[Start of Attachment]

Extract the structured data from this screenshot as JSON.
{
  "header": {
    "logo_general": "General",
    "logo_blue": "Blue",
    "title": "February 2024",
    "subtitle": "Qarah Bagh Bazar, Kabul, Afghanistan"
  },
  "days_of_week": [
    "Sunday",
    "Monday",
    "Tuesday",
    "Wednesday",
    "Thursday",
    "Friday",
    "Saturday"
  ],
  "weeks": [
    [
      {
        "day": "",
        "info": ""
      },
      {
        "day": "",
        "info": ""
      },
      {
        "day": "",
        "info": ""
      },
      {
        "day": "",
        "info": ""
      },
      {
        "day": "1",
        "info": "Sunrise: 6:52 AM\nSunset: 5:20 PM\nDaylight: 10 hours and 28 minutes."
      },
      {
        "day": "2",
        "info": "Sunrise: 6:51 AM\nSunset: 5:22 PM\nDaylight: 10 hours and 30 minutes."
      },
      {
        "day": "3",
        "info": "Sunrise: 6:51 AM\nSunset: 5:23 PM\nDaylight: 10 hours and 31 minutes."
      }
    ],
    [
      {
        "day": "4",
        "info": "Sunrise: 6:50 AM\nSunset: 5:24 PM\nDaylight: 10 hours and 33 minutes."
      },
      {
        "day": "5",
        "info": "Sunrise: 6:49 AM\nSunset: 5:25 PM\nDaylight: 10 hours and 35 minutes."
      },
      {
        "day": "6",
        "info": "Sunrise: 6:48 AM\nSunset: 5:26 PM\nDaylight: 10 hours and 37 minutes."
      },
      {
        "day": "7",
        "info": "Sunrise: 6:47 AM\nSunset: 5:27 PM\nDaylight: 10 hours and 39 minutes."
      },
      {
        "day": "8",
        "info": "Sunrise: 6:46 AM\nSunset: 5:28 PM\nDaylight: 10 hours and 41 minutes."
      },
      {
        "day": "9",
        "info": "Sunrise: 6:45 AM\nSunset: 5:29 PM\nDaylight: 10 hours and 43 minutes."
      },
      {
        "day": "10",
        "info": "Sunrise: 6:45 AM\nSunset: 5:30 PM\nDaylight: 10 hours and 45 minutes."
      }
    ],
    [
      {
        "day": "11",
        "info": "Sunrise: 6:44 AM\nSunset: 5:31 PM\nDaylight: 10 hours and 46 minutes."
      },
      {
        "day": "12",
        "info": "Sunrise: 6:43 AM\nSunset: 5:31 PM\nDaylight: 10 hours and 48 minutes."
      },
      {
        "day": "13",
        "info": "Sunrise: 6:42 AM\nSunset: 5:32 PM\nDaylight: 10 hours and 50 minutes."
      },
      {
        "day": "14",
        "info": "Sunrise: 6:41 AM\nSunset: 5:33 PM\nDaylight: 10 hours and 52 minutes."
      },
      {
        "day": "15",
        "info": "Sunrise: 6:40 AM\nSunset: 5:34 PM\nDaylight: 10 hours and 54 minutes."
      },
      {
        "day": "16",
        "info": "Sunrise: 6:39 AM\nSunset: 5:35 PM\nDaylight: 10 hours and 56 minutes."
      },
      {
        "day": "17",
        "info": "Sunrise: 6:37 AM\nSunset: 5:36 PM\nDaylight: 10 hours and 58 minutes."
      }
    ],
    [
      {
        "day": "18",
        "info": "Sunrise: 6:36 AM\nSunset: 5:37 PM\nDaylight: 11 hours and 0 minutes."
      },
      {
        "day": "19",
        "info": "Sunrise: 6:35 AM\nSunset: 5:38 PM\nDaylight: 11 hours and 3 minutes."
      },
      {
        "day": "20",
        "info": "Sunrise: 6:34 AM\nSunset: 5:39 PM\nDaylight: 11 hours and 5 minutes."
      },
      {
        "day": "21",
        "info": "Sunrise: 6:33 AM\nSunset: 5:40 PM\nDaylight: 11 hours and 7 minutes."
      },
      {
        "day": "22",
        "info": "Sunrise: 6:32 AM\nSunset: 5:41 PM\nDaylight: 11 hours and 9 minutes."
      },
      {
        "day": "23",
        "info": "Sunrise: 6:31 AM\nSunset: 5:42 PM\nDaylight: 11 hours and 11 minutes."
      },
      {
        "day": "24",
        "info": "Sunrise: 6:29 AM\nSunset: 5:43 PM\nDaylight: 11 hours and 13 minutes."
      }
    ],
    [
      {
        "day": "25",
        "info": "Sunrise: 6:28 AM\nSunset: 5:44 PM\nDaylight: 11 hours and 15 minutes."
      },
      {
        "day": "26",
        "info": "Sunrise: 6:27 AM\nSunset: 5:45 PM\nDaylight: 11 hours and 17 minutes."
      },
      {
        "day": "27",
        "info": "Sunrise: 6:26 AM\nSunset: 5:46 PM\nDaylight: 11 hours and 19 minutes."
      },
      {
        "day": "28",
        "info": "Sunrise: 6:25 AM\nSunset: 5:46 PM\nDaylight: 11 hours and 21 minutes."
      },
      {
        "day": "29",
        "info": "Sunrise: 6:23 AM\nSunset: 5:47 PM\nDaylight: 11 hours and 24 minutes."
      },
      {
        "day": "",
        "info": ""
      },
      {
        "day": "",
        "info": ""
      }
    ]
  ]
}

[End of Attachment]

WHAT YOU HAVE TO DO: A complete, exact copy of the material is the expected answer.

TASK RESULT:
Extract the structured data from this screenshot as JSON.
{
  "header": {
    "logo_general": "General",
    "logo_blue": "Blue",
    "title": "February 2024",
    "subtitle": "Qarah Bagh Bazar, Kabul, Afghanistan"
  },
  "days_of_week": [
    "Sunday",
    "Monday",
    "Tuesday",
    "Wednesday",
    "Thursday",
    "Friday",
    "Saturday"
  ],
  "weeks": [
    [
      {
        "day": "",
        "info": ""
      },
      {
        "day": "",
        "info": ""
      },
      {
        "day": "",
        "info": ""
      },
      {
        "day": "",
        "info": ""
      },
      {
        "day": "1",
        "info": "Sunrise: 6:52 AM\nSunset: 5:20 PM\nDaylight: 10 hours and 28 minutes."
      },
      {
        "day": "2",
        "info": "Sunrise: 6:51 AM\nSunset: 5:22 PM\nDaylight: 10 hours and 30 minutes."
      },
      {
        "day": "3",
        "info": "Sunrise: 6:51 AM\nSunset: 5:23 PM\nDaylight: 10 hours and 31 minutes."
      }
    ],
    [
      {
        "day": "4",
        "info": "Sunrise: 6:50 AM\nSunset: 5:24 PM\nDaylight: 10 hours and 33 minutes."
      },
      {
        "day": "5",
        "info": "Sunrise: 6:49 AM\nSunset: 5:25 PM\nDaylight: 10 hours and 35 minutes."
      },
      {
        "day": "6",
        "info": "Sunrise: 6:48 AM\nSunset: 5:26 PM\nDaylight: 10 hours and 37 minutes."
      },
      {
        "day": "7",
        "info": "Sunrise: 6:47 AM\nSunset: 5:27 PM\nDaylight: 10 hours and 39 minutes."
      },
      {
        "day": "8",
        "info": "Sunrise: 6:46 AM\nSunset: 5:28 PM\nDaylight: 10 hours and 41 minutes."
      },
      {
        "day": "9",
        "info": "Sunrise: 6:45 AM\nSunset: 5:29 PM\nDaylight: 10 hours and 43 minutes."
      },
      {
        "day": "10",
        "info": "Sunrise: 6:45 AM\nSunset: 5:30 PM\nDaylight: 10 hours and 45 minutes."
      }
    ],
    [
      {
        "day": "11",
        "info": "Sunrise: 6:44 AM\nSunset: 5:31 PM\nDaylight: 10 hours and 46 minutes."
      },
      {
        "day": "12",
        "info": "Sunrise: 6:43 AM\nSunset: 5:31 PM\nDaylight: 10 hours and 48 minutes."
      },
      {
        "day": "13",
        "info": "Sunrise: 6:42 AM\nSunset: 5:32 PM\nDaylight: 10 hours and 50 minutes."
      },
      {
        "day": "14",
        "info": "Sunrise: 6:41 AM\nSunset: 5:33 PM\nDaylight: 10 hours and 52 minutes."
      },
      {
        "day": "15",
        "info": "Sunrise: 6:40 AM\nSunset: 5:34 PM\nDaylight: 10 hours and 54 minutes."
      },
      {
        "day": "16",
        "info": "Sunrise: 6:39 AM\nSunset: 5:35 PM\nDaylight: 10 hours and 56 minutes."
      },
      {
        "day": "17",
        "info": "Sunrise: 6:37 AM\nSunset: 5:36 PM\nDaylight: 10 hours and 58 minutes."
      }
    ],
    [
      {
        "day": "18",
        "info": "Sunrise: 6:36 AM\nSunset: 5:37 PM\nDaylight: 11 hours and 0 minutes."
      },
      {
        "day": "19",
        "info": "Sunrise: 6:35 AM\nSunset: 5:38 PM\nDaylight: 11 hours and 3 minutes."
      },
      {
        "day": "20",
        "info": "Sunrise: 6:34 AM\nSunset: 5:39 PM\nDaylight: 11 hours and 5 minutes."
      },
      {
        "day": "21",
        "info": "Sunrise: 6:33 AM\nSunset: 5:40 PM\nDaylight: 11 hours and 7 minutes."
      },
      {
        "day": "22",
        "info": "Sunrise: 6:32 AM\nSunset: 5:41 PM\nDaylight: 11 hours and 9 minutes."
      },
      {
        "day": "23",
        "info": "Sunrise: 6:31 AM\nSunset: 5:42 PM\nDaylight: 11 hours and 11 minutes."
      },
      {
        "day": "24",
        "info": "Sunrise: 6:29 AM\nSunset: 5:43 PM\nDaylight: 11 hours and 13 minutes."
      }
    ],
    [
      {
        "day": "25",
        "info": "Sunrise: 6:28 AM\nSunset: 5:44 PM\nDaylight: 11 hours and 15 minutes."
      },
      {
        "day": "26",
        "info": "Sunrise: 6:27 AM\nSunset: 5:45 PM\nDaylight: 11 hours and 17 minutes."
      },
      {
        "day": "27",
        "info": "Sunrise: 6:26 AM\nSunset: 5:46 PM\nDaylight: 11 hours and 19 minutes."
      },
      {
        "day": "28",
        "info": "Sunrise: 6:25 AM\nSunset: 5:46 PM\nDaylight: 11 hours and 21 minutes."
      },
      {
        "day": "29",
        "info": "Sunrise: 6:23 AM\nSunset: 5:47 PM\nDaylight: 11 hours and 24 minutes."
      },
      {
        "day": "",
        "info": ""
      },
      {
        "day": "",
        "info": ""
      }
    ]
  ]
}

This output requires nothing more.